BeanMeals@Home highlights recent household research from the BeanMeals project, which is investigating innovations to scale up the consumption and production of two new varieties of UK-grown common beans, similar to haricot and kidney beans. Affordable, nutrient dense and water efficient, pulses are widely lauded as a vehicle for healthy diets and sustainable agrifood systems.
The BeanMeals project, led by the Food Systems Transformation Group, draws together researchers from five institutions who are investigating current barriers in the food system to the promotion of the UK beans. They are also assessing whether a demand for the homegrown beans, developed by the University of Warwick, could create opportunities for UK businesses. Currently the UK imports the majority of beans we consume, including the beans in at least two million cans of baked beans sold every single day.
The household work was led by Lucy Michaels, a food systems researcher at the University of Hertfordshire, one of the BeanMeals’s partner institutions. She said: “It was a huge privilege to observe families at their stoves and dinner tables. All the participants were interested in cooking with beans, not only for the health benefits but also as an inexpensive quick meal. Those familiar with dried pulses gave us a real masterclass but even our novice bean cooks showed real creativity in incorporating a new food into meals tailored for their families’ needs.
“In a city as diverse as Leicester, where the research took place, it’s no surprise that participants drew on different food cultures, including English, Italian, Caribbean, Greek, Gujarati and Punjabi to illustrate how versatile beans can be. There were also dishes with the beans hidden for fussy eaters.”
ECI-based Lisa Didier, Engagement Officer for BeanMeals, added:

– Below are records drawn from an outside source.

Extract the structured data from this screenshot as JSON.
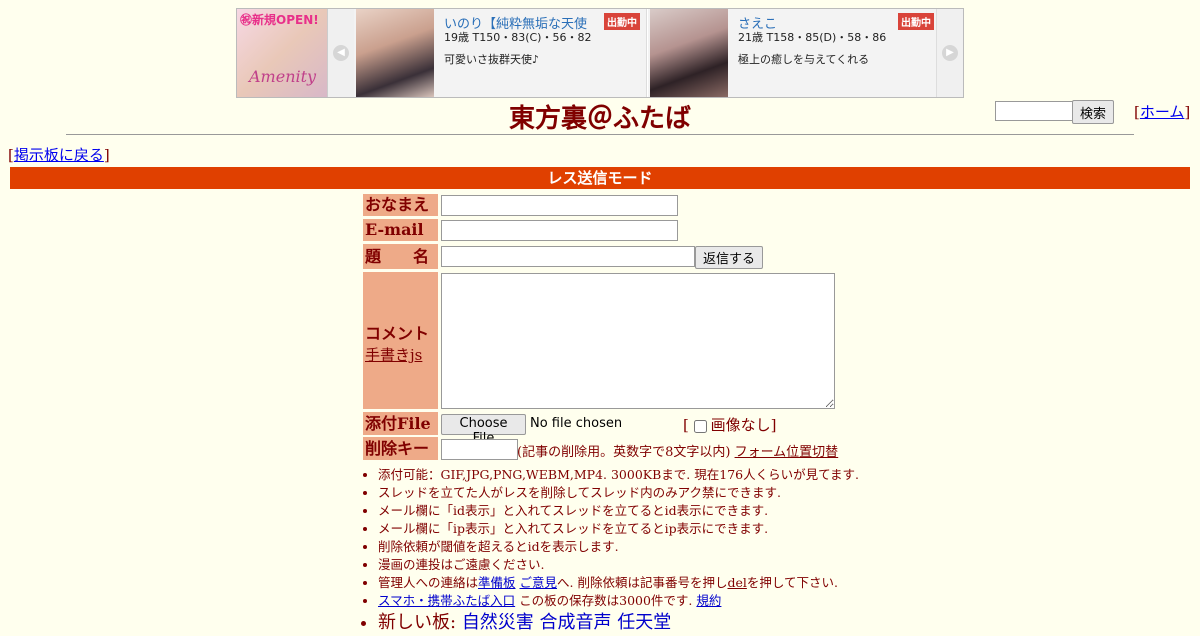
{
  "banner": {
    "promo_text": "㊗新規OPEN!",
    "promo_shop": "Amenity",
    "cards": [
      {
        "name": "いのり【純粋無垢な天使",
        "badge": "出勤中",
        "stats": "19歳 T150・83(C)・56・82",
        "desc": "可愛いさ抜群天使♪"
      },
      {
        "name": "さえこ",
        "badge": "出勤中",
        "stats": "21歳 T158・85(D)・58・86",
        "desc": "極上の癒しを与えてくれる"
      }
    ]
  },
  "header": {
    "title": "東方裏＠ふたば",
    "search_button": "検索",
    "home_link": "ホーム",
    "back_link": "掲示板に戻る"
  },
  "mode_bar": "レス送信モード",
  "form": {
    "name_label": "おなまえ",
    "email_label": "E-mail",
    "subject_label": "題　　名",
    "reply_button": "返信する",
    "comment_label": "コメント",
    "handwrite_link": "手書きjs",
    "file_label": "添付File",
    "file_button": "Choose File",
    "file_status": "No file chosen",
    "no_image_label": "画像なし",
    "delkey_label": "削除キー",
    "delkey_note": "(記事の削除用。英数字で8文字以内)",
    "form_position_link": "フォーム位置切替"
  },
  "notes": [
    "添付可能：GIF,JPG,PNG,WEBM,MP4. 3000KBまで. 現在176人くらいが見てます.",
    "スレッドを立てた人がレスを削除してスレッド内のみアク禁にできます.",
    "メール欄に「id表示」と入れてスレッドを立てるとid表示にできます.",
    "メール欄に「ip表示」と入れてスレッドを立てるとip表示にできます.",
    "削除依頼が閾値を超えるとidを表示します.",
    "漫画の連投はご遠慮ください."
  ],
  "contact": {
    "prefix": "管理人への連絡は",
    "link1": "準備板",
    "link2": "ご意見",
    "middle": "へ. 削除依頼は記事番号を押し",
    "del_link": "del",
    "suffix": "を押して下さい."
  },
  "mobile": {
    "link": "スマホ・携帯ふたば入口",
    "text": "この板の保存数は3000件です.",
    "rules_link": "規約"
  },
  "new_boards": {
    "label": "新しい板:",
    "boards": [
      "自然災害",
      "合成音声",
      "任天堂"
    ]
  }
}
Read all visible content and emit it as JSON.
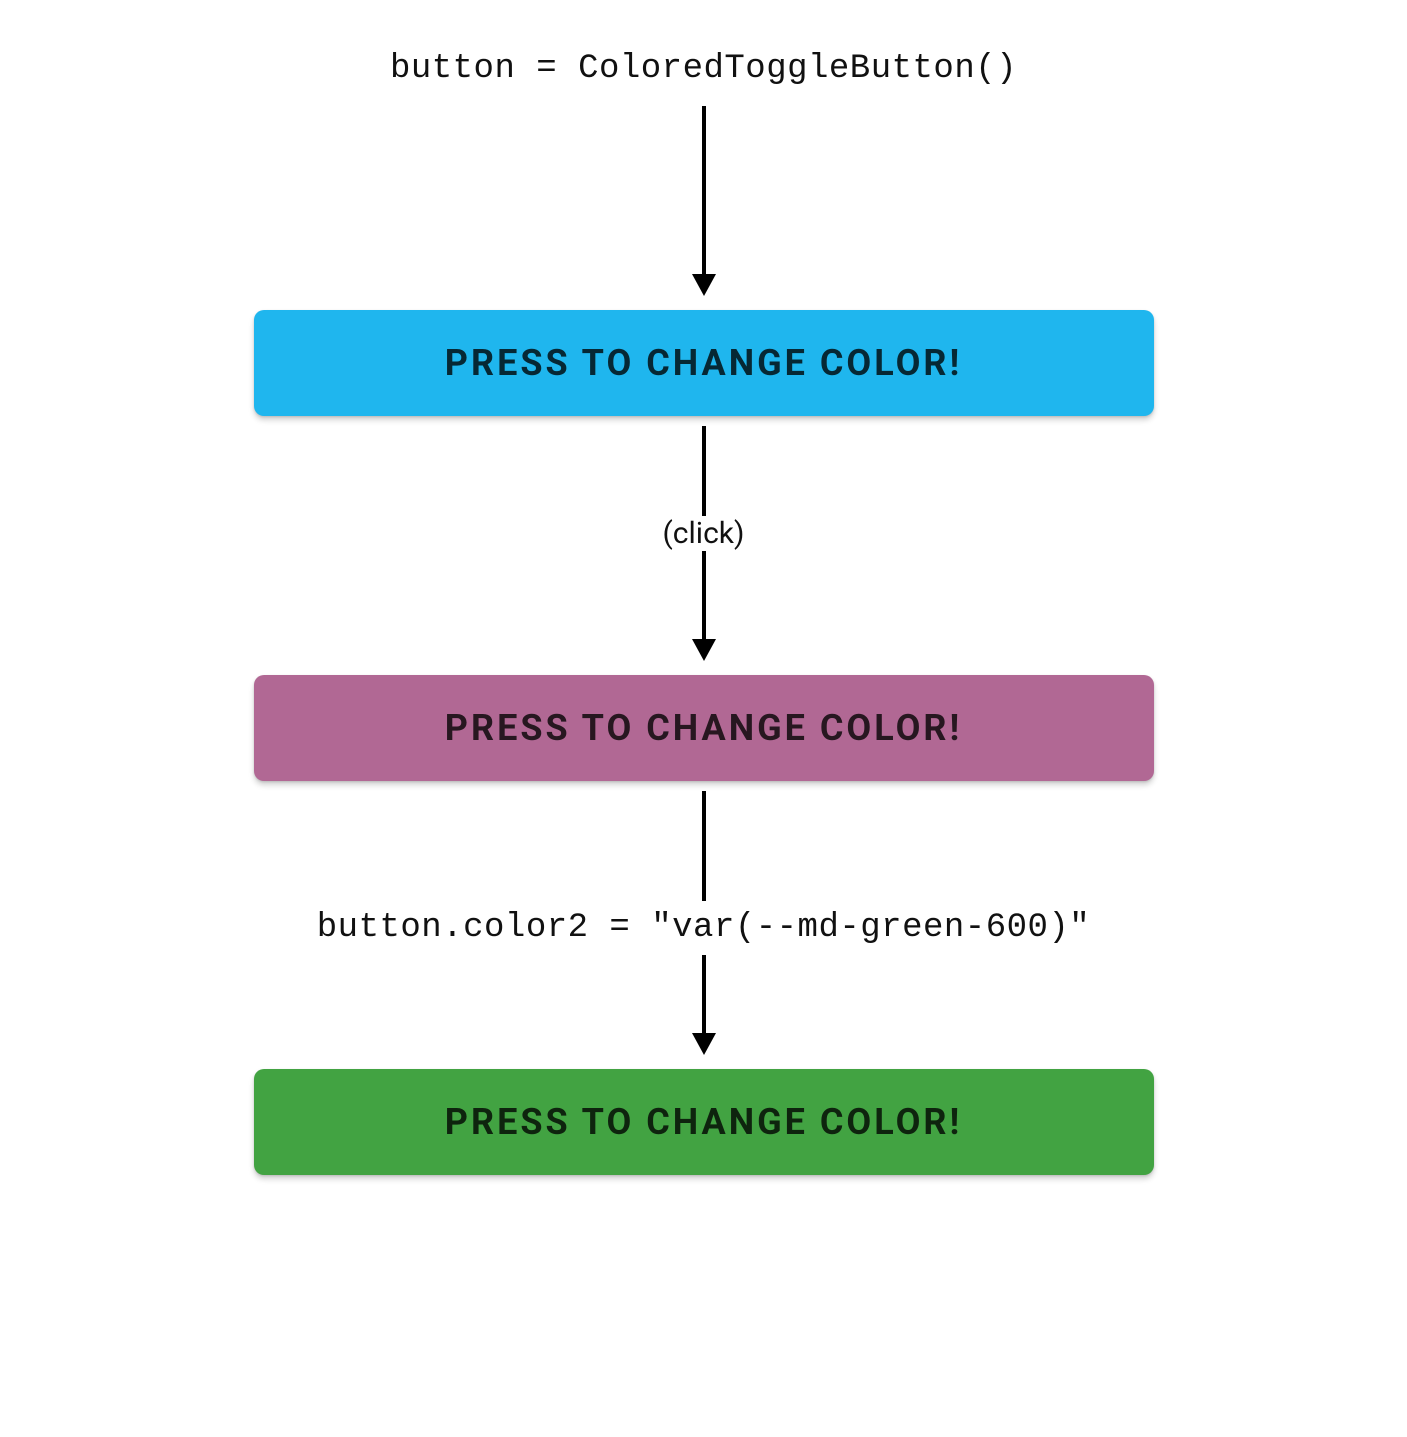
{
  "diagram": {
    "code_line_1": "button = ColoredToggleButton()",
    "click_annotation": "(click)",
    "code_line_2": "button.color2 = \"var(--md-green-600)\"",
    "button_label": "PRESS TO CHANGE COLOR!",
    "colors": {
      "state1": "#1fb6ee",
      "state2": "#b16894",
      "state3": "#42a342"
    }
  }
}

This video gives a taste of the work we’ve done in Leicestershire with Food for Life. We also worked with primary school children in six schools to test bean meals on school menus. The creativity of the participants in the video mirrors the ingenuity of the school cooks we worked with. It was fantastic to see the different recipe ideas from school cooks and families.”